The preface to the book, read by Neil Gaiman, stated that most people tend to love it or hate it. I’ve got to say I found myself in neither camp. I’ve read a lot of Stephen King recently, so I’m both used to, and happy with, a lot of detail and expansive descriptions. This book, however, was wonderfully detailed, but ultimately the story didn’t really go anywhere until the last chapter or two. By the end I could have happily listened to more, but the journey to get there was a bit laborious. I’d be interested in a follow up book, but I definitely don’t think I’d read this one again and I would be hesitant to recommend it to many.I found this interesting image from a Verge article
The world and character building was incredible and the characters themselves were interesting and diverse, I just wish the story itself had more substance. The premise of old Gods, from various pantheons throughout history, being brought to America by various cultures over the years and, essentially, making a life for themselves after they are forgotten was very interesting to me and it somewhat pays off.

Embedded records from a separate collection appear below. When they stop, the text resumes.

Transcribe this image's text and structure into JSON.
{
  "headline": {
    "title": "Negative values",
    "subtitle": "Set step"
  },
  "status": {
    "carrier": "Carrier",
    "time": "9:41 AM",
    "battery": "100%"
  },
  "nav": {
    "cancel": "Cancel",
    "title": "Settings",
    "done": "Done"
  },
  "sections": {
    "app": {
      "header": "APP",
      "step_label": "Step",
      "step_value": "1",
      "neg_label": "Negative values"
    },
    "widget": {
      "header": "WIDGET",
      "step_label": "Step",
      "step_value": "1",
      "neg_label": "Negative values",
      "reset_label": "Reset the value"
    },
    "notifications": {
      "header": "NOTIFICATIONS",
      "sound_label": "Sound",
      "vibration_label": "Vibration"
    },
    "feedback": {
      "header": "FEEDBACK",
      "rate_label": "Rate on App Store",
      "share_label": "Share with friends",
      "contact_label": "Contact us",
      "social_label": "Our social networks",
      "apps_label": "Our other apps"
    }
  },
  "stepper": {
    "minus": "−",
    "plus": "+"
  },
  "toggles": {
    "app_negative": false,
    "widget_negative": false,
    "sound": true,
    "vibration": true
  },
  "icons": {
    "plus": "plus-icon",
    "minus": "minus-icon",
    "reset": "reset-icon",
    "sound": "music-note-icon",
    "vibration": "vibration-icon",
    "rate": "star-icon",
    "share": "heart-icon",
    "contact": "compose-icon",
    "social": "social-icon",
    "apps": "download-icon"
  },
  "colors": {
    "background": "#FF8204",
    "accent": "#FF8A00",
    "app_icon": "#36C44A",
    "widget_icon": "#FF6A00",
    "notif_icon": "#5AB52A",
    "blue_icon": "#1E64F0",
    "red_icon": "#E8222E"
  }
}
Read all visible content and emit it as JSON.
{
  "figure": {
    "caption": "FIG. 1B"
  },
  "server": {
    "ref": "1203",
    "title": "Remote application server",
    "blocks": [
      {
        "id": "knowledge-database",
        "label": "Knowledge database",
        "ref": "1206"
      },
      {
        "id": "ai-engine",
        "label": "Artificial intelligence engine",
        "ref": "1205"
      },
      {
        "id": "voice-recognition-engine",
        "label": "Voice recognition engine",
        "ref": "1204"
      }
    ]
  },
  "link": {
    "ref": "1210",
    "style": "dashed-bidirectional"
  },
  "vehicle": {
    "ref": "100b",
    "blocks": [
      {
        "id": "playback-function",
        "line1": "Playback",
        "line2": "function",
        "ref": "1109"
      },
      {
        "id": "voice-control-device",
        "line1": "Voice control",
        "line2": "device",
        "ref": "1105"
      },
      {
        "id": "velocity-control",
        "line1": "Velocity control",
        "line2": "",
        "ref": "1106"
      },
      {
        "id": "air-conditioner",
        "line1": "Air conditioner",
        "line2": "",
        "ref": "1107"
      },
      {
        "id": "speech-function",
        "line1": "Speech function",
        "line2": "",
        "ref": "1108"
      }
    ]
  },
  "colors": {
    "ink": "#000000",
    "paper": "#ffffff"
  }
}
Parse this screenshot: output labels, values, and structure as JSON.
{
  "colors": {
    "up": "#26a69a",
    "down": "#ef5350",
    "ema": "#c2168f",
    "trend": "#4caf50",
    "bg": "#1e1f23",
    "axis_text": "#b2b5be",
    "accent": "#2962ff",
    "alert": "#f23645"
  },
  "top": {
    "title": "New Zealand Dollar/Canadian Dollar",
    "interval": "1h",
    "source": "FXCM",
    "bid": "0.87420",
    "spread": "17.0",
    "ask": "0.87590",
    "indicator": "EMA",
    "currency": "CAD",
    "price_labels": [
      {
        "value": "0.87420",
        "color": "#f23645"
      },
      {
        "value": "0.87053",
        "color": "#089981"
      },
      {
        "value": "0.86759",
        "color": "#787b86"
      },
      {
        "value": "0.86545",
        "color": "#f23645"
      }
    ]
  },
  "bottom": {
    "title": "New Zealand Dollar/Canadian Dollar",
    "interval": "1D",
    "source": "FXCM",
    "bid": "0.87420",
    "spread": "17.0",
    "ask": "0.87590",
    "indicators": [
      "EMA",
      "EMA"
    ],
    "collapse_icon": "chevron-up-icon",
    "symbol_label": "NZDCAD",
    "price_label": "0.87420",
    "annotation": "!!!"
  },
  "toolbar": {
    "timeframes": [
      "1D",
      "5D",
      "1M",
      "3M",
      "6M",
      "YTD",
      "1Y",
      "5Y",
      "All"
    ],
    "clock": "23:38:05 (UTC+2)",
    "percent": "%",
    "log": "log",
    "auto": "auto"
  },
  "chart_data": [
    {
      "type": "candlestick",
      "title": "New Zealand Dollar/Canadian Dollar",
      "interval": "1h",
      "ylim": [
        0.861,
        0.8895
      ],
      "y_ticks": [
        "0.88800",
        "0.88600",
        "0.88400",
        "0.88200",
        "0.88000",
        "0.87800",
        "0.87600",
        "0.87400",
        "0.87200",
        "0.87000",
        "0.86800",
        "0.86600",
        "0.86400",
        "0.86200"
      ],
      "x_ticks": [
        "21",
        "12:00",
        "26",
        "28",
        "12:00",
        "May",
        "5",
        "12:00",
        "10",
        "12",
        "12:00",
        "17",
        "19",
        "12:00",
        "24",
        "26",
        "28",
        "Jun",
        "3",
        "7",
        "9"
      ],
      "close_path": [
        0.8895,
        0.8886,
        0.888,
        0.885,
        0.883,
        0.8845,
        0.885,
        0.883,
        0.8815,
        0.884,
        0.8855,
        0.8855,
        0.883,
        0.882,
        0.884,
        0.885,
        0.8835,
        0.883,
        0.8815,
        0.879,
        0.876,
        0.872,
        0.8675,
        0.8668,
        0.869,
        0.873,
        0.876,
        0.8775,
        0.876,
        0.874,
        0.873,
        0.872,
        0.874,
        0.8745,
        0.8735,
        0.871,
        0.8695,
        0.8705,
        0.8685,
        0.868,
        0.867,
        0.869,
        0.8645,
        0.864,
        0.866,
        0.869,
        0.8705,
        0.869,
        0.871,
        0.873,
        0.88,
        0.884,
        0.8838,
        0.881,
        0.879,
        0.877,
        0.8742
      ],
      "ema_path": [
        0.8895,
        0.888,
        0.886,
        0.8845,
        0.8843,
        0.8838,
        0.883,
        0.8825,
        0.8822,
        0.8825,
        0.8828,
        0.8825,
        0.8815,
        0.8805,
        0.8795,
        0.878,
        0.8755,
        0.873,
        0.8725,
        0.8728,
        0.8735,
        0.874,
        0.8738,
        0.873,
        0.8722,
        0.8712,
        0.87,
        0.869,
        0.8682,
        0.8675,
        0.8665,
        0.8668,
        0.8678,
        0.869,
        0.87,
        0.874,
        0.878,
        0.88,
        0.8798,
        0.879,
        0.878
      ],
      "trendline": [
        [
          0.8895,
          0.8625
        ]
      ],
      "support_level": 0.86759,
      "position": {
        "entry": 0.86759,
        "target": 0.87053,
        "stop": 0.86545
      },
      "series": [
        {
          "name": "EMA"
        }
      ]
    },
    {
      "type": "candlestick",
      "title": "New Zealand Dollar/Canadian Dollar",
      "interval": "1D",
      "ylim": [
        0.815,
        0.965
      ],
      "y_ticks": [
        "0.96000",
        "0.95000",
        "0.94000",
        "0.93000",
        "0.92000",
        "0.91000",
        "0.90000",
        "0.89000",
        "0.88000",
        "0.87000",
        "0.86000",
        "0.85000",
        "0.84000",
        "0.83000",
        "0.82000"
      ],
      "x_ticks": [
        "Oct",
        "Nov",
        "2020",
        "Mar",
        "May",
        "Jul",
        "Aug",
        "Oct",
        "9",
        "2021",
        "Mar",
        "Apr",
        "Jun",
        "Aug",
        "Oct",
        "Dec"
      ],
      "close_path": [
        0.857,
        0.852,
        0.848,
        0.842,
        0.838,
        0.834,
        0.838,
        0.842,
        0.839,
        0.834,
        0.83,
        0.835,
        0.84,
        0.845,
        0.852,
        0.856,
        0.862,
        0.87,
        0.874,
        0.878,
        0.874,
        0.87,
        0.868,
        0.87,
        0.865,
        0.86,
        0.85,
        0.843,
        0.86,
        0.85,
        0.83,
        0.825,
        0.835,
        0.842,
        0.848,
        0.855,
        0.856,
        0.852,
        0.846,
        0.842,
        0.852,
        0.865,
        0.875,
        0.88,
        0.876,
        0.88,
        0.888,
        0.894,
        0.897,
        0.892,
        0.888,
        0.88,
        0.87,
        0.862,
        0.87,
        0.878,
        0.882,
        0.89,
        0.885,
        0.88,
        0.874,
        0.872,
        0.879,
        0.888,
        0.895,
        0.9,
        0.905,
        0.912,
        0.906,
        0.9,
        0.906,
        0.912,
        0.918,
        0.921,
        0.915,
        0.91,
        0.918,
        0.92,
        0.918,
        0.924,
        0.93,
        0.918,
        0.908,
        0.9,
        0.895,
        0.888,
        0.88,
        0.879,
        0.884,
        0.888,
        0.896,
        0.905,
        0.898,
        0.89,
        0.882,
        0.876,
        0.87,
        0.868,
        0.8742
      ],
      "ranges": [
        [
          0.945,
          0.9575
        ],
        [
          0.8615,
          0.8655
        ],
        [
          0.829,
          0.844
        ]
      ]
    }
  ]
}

There’s something of a twist near the end of the book, but there’s no real fanfare to the revelation, it just sort of happens. No build up and no real groundbreaking changes of pace or circumstance really comes from it afterwards.
I was both happy to get to the end of the book so I could read something else, but also sad that I had to leave that world behind, knowing there is nothing else in that world to continue my journey with.
I’ve never written a review of a book beyond a short sentence or two on GoodReads, and after reading this you’ll probably see why. I do usually know very clearly if I like a book or not after reading it. That was not the case here. I liked it enough to write a review of it, however, so that’s got to be worth something, right?
Have you read American Gods? What did you think about it? I’d love to hear other people’s opinions on it.
- Thanks, in a large part, to the dire state of many tech podcasts at the moment. ↩